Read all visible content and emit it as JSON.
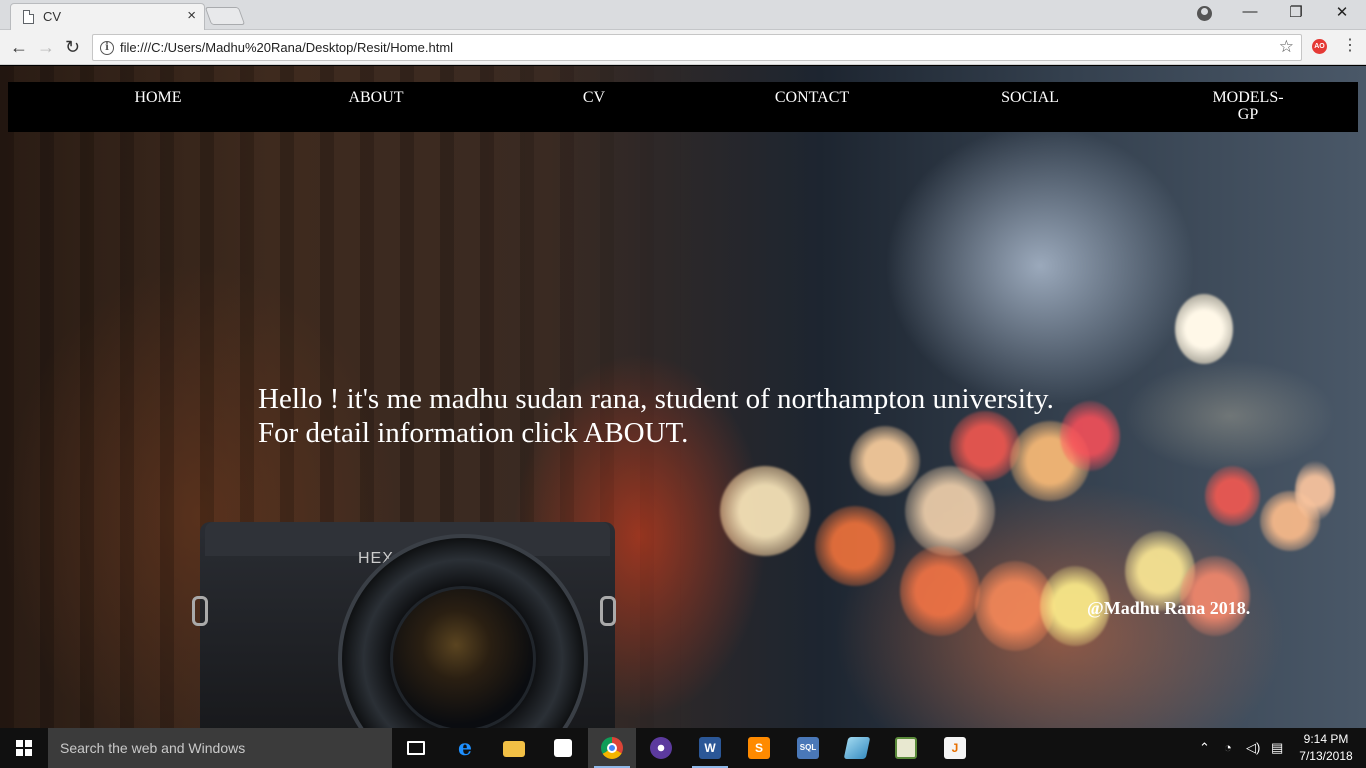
{
  "browser": {
    "tab_title": "CV",
    "tab_close": "×",
    "url": "file:///C:/Users/Madhu%20Rana/Desktop/Resit/Home.html",
    "ext_badge": "AO",
    "icons": [
      "page-icon",
      "profile-icon",
      "minimize-icon",
      "restore-icon",
      "close-icon",
      "back-icon",
      "forward-icon",
      "reload-icon",
      "info-icon",
      "star-icon",
      "menu-icon"
    ],
    "window_controls": {
      "minimize": "—",
      "restore": "❐",
      "close": "✕"
    },
    "nav": {
      "back": "←",
      "forward": "→",
      "reload": "↻",
      "star": "☆",
      "menu": "⋮",
      "info": "i"
    }
  },
  "site": {
    "nav": [
      "HOME",
      "ABOUT",
      "CV",
      "CONTACT",
      "SOCIAL",
      "MODELS-GP"
    ],
    "nav_models_line1": "MODELS-",
    "nav_models_line2": "GP",
    "hero_line1": "Hello ! it's me madhu sudan rana, student of northampton university.",
    "hero_line2": "For detail information click ABOUT.",
    "footer": "@Madhu Rana 2018.",
    "camera_brand": "HEX"
  },
  "taskbar": {
    "search_placeholder": "Search the web and Windows",
    "apps": [
      "task-view",
      "edge",
      "file-explorer",
      "store",
      "chrome",
      "eclipse",
      "word",
      "sublime-text",
      "sql-server",
      "paint-3d",
      "excel-chart",
      "java"
    ],
    "time": "9:14 PM",
    "date": "7/13/2018",
    "tray_icons": [
      "chevron-up-icon",
      "wifi-icon",
      "volume-icon",
      "notification-icon"
    ]
  },
  "colors": {
    "nav_bg": "#000000",
    "text": "#ffffff",
    "taskbar_bg": "#101010"
  }
}
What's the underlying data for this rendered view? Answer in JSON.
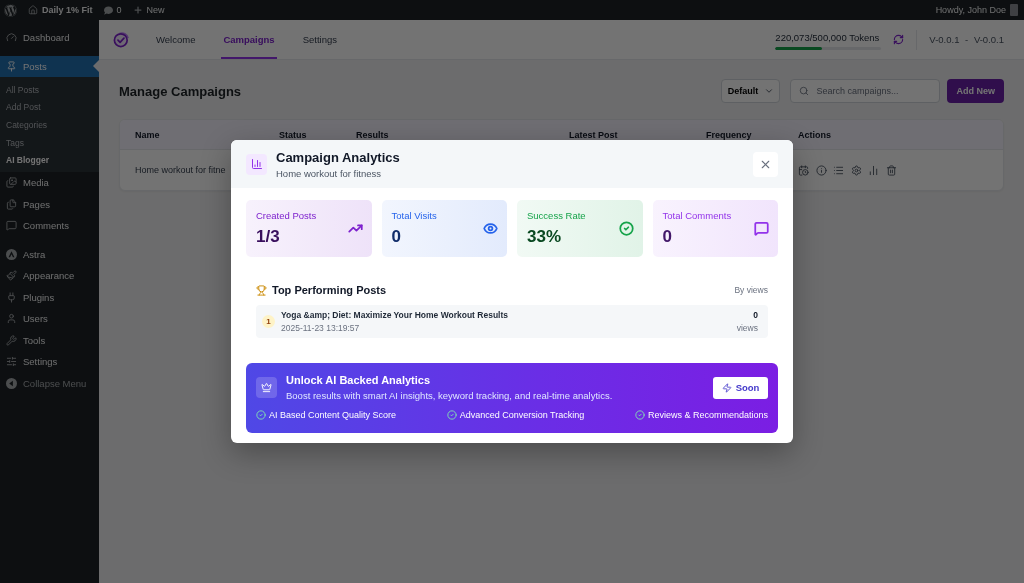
{
  "admin_bar": {
    "site_name": "Daily 1% Fit",
    "comments_count": "0",
    "new_label": "New",
    "greeting": "Howdy, John Doe"
  },
  "sidebar": {
    "sections": [
      {
        "items": [
          {
            "label": "Dashboard",
            "selected": false
          }
        ]
      },
      {
        "items": [
          {
            "label": "Posts",
            "selected": true,
            "children": [
              {
                "label": "All Posts",
                "selected": false
              },
              {
                "label": "Add Post",
                "selected": false
              },
              {
                "label": "Categories",
                "selected": false
              },
              {
                "label": "Tags",
                "selected": false
              },
              {
                "label": "AI Blogger",
                "selected": true
              }
            ]
          },
          {
            "label": "Media",
            "selected": false
          },
          {
            "label": "Pages",
            "selected": false
          },
          {
            "label": "Comments",
            "selected": false
          }
        ]
      },
      {
        "items": [
          {
            "label": "Astra",
            "selected": false
          },
          {
            "label": "Appearance",
            "selected": false
          },
          {
            "label": "Plugins",
            "selected": false
          },
          {
            "label": "Users",
            "selected": false
          },
          {
            "label": "Tools",
            "selected": false
          },
          {
            "label": "Settings",
            "selected": false
          }
        ]
      }
    ],
    "collapse_label": "Collapse Menu"
  },
  "plugin_header": {
    "tabs": [
      {
        "label": "Welcome",
        "selected": false
      },
      {
        "label": "Campaigns",
        "selected": true
      },
      {
        "label": "Settings",
        "selected": false
      }
    ],
    "tokens": {
      "label": "220,073/500,000 Tokens",
      "level": 0.44
    },
    "version": "V-0.0.1 - V-0.0.1"
  },
  "page": {
    "title": "Manage Campaigns",
    "sort_select": {
      "value": "Default"
    },
    "search": {
      "placeholder": "Search campaigns..."
    },
    "add_button": "Add New"
  },
  "table": {
    "columns": [
      "Name",
      "Status",
      "Results",
      "Latest Post",
      "Frequency",
      "Actions"
    ],
    "rows": [
      {
        "name": "Home workout for fitne"
      }
    ]
  },
  "modal": {
    "title": "Campaign Analytics",
    "subtitle": "Home workout for fitness",
    "stats": [
      {
        "label": "Created Posts",
        "value": "1/3",
        "color": "#7e22ce"
      },
      {
        "label": "Total Visits",
        "value": "0",
        "color": "#2563eb"
      },
      {
        "label": "Success Rate",
        "value": "33%",
        "color": "#16a34a"
      },
      {
        "label": "Total Comments",
        "value": "0",
        "color": "#9333ea"
      }
    ],
    "top_posts": {
      "title": "Top Performing Posts",
      "sort_label": "By views",
      "posts": [
        {
          "rank": "1",
          "title": "Yoga &amp; Diet: Maximize Your Home Workout Results",
          "date": "2025-11-23 13:19:57",
          "views": "0",
          "views_label": "views"
        }
      ]
    },
    "upsell": {
      "title": "Unlock AI Backed Analytics",
      "description": "Boost results with smart AI insights, keyword tracking, and real-time analytics.",
      "button": "Soon",
      "features": [
        "AI Based Content Quality Score",
        "Advanced Conversion Tracking",
        "Reviews & Recommendations"
      ]
    }
  }
}
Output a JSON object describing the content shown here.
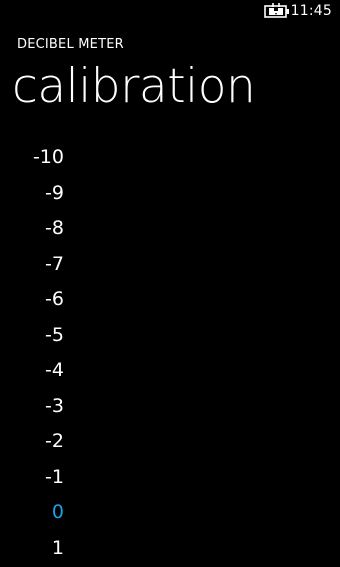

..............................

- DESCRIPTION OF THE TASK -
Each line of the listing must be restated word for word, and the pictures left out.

- RESPONSE FOR THIS EXERCISE -
Read all visible content and emit it as JSON.
{
  "browser": {
    "tab_title": "CV",
    "tab_close": "×",
    "url": "file:///C:/Users/Madhu%20Rana/Desktop/Resit/Home.html",
    "ext_badge": "AO",
    "icons": [
      "page-icon",
      "profile-icon",
      "minimize-icon",
      "restore-icon",
      "close-icon",
      "back-icon",
      "forward-icon",
      "reload-icon",
      "info-icon",
      "star-icon",
      "menu-icon"
    ],
    "window_controls": {
      "minimize": "—",
      "restore": "❐",
      "close": "✕"
    },
    "nav": {
      "back": "←",
      "forward": "→",
      "reload": "↻",
      "star": "☆",
      "menu": "⋮",
      "info": "i"
    }
  },
  "site": {
    "nav": [
      "HOME",
      "ABOUT",
      "CV",
      "CONTACT",
      "SOCIAL",
      "MODELS-GP"
    ],
    "nav_models_line1": "MODELS-",
    "nav_models_line2": "GP",
    "hero_line1": "Hello ! it's me madhu sudan rana, student of northampton university.",
    "hero_line2": "For detail information click ABOUT.",
    "footer": "@Madhu Rana 2018.",
    "camera_brand": "HEX"
  },
  "taskbar": {
    "search_placeholder": "Search the web and Windows",
    "apps": [
      "task-view",
      "edge",
      "file-explorer",
      "store",
      "chrome",
      "eclipse",
      "word",
      "sublime-text",
      "sql-server",
      "paint-3d",
      "excel-chart",
      "java"
    ],
    "time": "9:14 PM",
    "date": "7/13/2018",
    "tray_icons": [
      "chevron-up-icon",
      "wifi-icon",
      "volume-icon",
      "notification-icon"
    ]
  },
  "colors": {
    "nav_bg": "#000000",
    "text": "#ffffff",
    "taskbar_bg": "#101010"
  }
}
What's the underlying data for this rendered view? Answer in JSON.
{
  "admin_bar": {
    "site_name": "Daily 1% Fit",
    "comments_count": "0",
    "new_label": "New",
    "greeting": "Howdy, John Doe"
  },
  "sidebar": {
    "sections": [
      {
        "items": [
          {
            "label": "Dashboard",
            "selected": false
          }
        ]
      },
      {
        "items": [
          {
            "label": "Posts",
            "selected": true,
            "children": [
              {
                "label": "All Posts",
                "selected": false
              },
              {
                "label": "Add Post",
                "selected": false
              },
              {
                "label": "Categories",
                "selected": false
              },
              {
                "label": "Tags",
                "selected": false
              },
              {
                "label": "AI Blogger",
                "selected": true
              }
            ]
          },
          {
            "label": "Media",
            "selected": false
          },
          {
            "label": "Pages",
            "selected": false
          },
          {
            "label": "Comments",
            "selected": false
          }
        ]
      },
      {
        "items": [
          {
            "label": "Astra",
            "selected": false
          },
          {
            "label": "Appearance",
            "selected": false
          },
          {
            "label": "Plugins",
            "selected": false
          },
          {
            "label": "Users",
            "selected": false
          },
          {
            "label": "Tools",
            "selected": false
          },
          {
            "label": "Settings",
            "selected": false
          }
        ]
      }
    ],
    "collapse_label": "Collapse Menu"
  },
  "plugin_header": {
    "tabs": [
      {
        "label": "Welcome",
        "selected": false
      },
      {
        "label": "Campaigns",
        "selected": true
      },
      {
        "label": "Settings",
        "selected": false
      }
    ],
    "tokens": {
      "label": "220,073/500,000 Tokens",
      "level": 0.44
    },
    "version": "V-0.0.1 - V-0.0.1"
  },
  "page": {
    "title": "Manage Campaigns",
    "sort_select": {
      "value": "Default"
    },
    "search": {
      "placeholder": "Search campaigns..."
    },
    "add_button": "Add New"
  },
  "table": {
    "columns": [
      "Name",
      "Status",
      "Results",
      "Latest Post",
      "Frequency",
      "Actions"
    ],
    "rows": [
      {
        "name": "Home workout for fitne"
      }
    ]
  },
  "modal": {
    "title": "Campaign Analytics",
    "subtitle": "Home workout for fitness",
    "stats": [
      {
        "label": "Created Posts",
        "value": "1/3",
        "color": "#7e22ce"
      },
      {
        "label": "Total Visits",
        "value": "0",
        "color": "#2563eb"
      },
      {
        "label": "Success Rate",
        "value": "33%",
        "color": "#16a34a"
      },
      {
        "label": "Total Comments",
        "value": "0",
        "color": "#9333ea"
      }
    ],
    "top_posts": {
      "title": "Top Performing Posts",
      "sort_label": "By views",
      "posts": [
        {
          "rank": "1",
          "title": "Yoga &amp; Diet: Maximize Your Home Workout Results",
          "date": "2025-11-23 13:19:57",
          "views": "0",
          "views_label": "views"
        }
      ]
    },
    "upsell": {
      "title": "Unlock AI Backed Analytics",
      "description": "Boost results with smart AI insights, keyword tracking, and real-time analytics.",
      "button": "Soon",
      "features": [
        "AI Based Content Quality Score",
        "Advanced Conversion Tracking",
        "Reviews & Recommendations"
      ]
    }
  }
}
Output a JSON object describing the content shown here.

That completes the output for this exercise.